Losing the plot
THE cyber-attacks that have emerged in recent weeks have begun to sound like a screenplay. One unknown adversary destroys a German blast furnace by interfering with the computers that control it. An attack by the “Guardians of Peace” on Sony Pictures wipes its computers, loots its intellectual property and humiliates its bosses by publishing their private e-mails (see article). Another group called Lizard Squad ruins Christmas for millions by swamping video-game networks.

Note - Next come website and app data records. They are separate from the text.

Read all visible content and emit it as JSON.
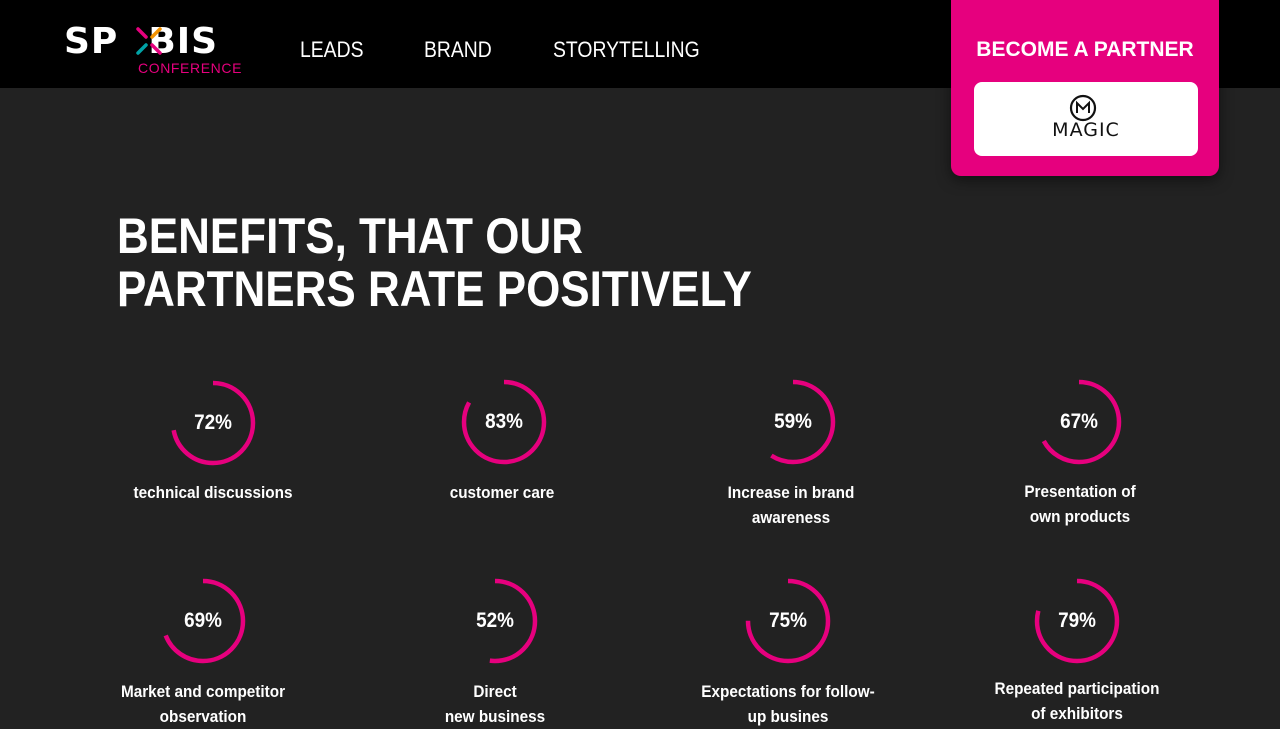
{
  "header": {
    "logo": {
      "name_left": "SP",
      "name_right": "BIS",
      "subtitle": "CONFERENCE"
    },
    "nav": [
      {
        "label": "LEADS"
      },
      {
        "label": "BRAND"
      },
      {
        "label": "STORYTELLING"
      }
    ],
    "partner": {
      "title": "BECOME A PARTNER",
      "sponsor_logo_text": "MAGIC"
    }
  },
  "main": {
    "heading_line1": "BENEFITS, THAT OUR",
    "heading_line2": "PARTNERS RATE POSITIVELY",
    "benefits": [
      {
        "percent": 72,
        "value_label": "72%",
        "label_line1": "technical discussions",
        "label_line2": ""
      },
      {
        "percent": 83,
        "value_label": "83%",
        "label_line1": "customer care",
        "label_line2": ""
      },
      {
        "percent": 59,
        "value_label": "59%",
        "label_line1": "Increase in brand",
        "label_line2": "awareness"
      },
      {
        "percent": 67,
        "value_label": "67%",
        "label_line1": "Presentation of",
        "label_line2": "own products"
      },
      {
        "percent": 69,
        "value_label": "69%",
        "label_line1": "Market and competitor",
        "label_line2": "observation"
      },
      {
        "percent": 52,
        "value_label": "52%",
        "label_line1": "Direct",
        "label_line2": "new business"
      },
      {
        "percent": 75,
        "value_label": "75%",
        "label_line1": "Expectations for follow-",
        "label_line2": "up busines"
      },
      {
        "percent": 79,
        "value_label": "79%",
        "label_line1": "Repeated participation",
        "label_line2": "of exhibitors"
      }
    ]
  },
  "colors": {
    "accent": "#e6007e",
    "background": "#222222",
    "header_bg": "#000000"
  }
}
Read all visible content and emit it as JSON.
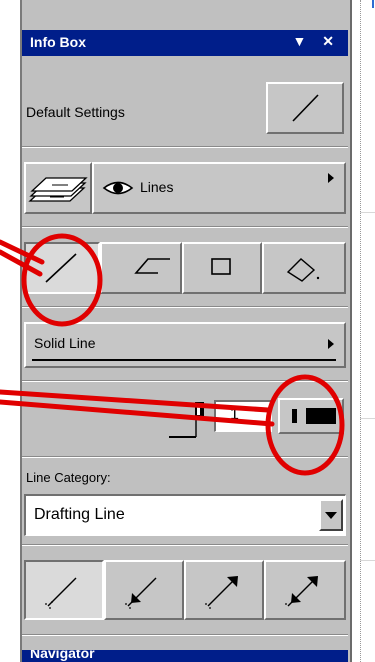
{
  "palette": {
    "title": "Info Box",
    "title_controls": "▼ ✕",
    "default_settings": "Default Settings",
    "layer": {
      "label": "Lines"
    },
    "geometry_methods": [
      "single-line",
      "polyline",
      "rectangle",
      "rotated-rectangle"
    ],
    "line_type": "Solid Line",
    "pen_number": "1",
    "line_category_label": "Line Category:",
    "line_category_value": "Drafting Line",
    "arrowhead_options": [
      "none",
      "start",
      "end",
      "both"
    ],
    "navigator_title": "Navigator"
  },
  "colors": {
    "title_bar": "#001e8a",
    "annotation_red": "#e00000",
    "panel": "#c0c0c0"
  }
}
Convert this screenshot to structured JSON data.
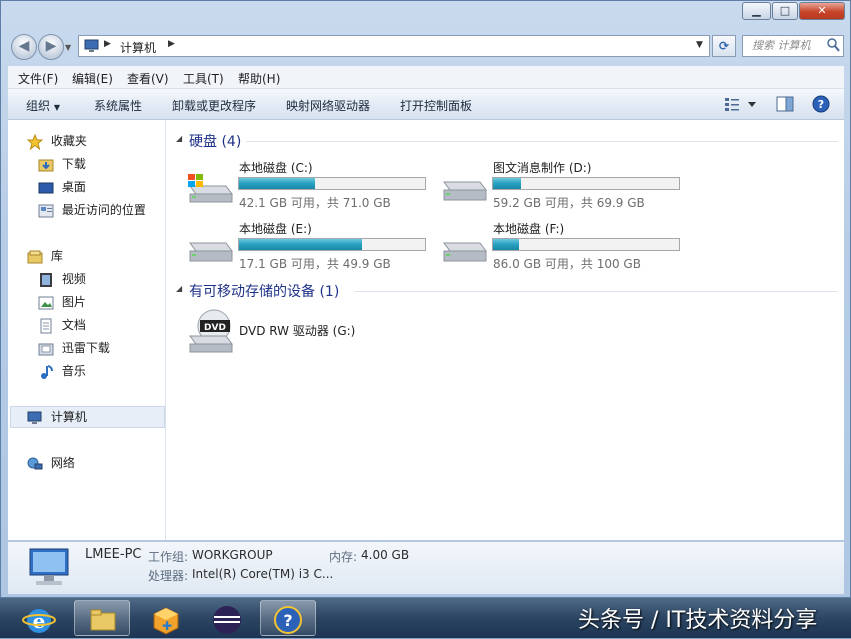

But these attacks were all too real, and reality is messier than fiction. Businesses and governments now face troubling questions. The Federal Bureau of Investigation quickly blamed North Korea for the attack on Sony, which had made a comedy featuring the assassination of that country’s leader. Barack Obama vowed retaliation, and North Korea’s internet connection has since crashed twice. But the evidence produced was weak. Many computer-security experts think it more likely the culprits were disgruntled employees, gangsters or pranksters. It is sobering to think that the world’s greatest nuclear power and the trigger-happy regime in Pyongyang could be brought into confrontation by a motley array of mischief-makers.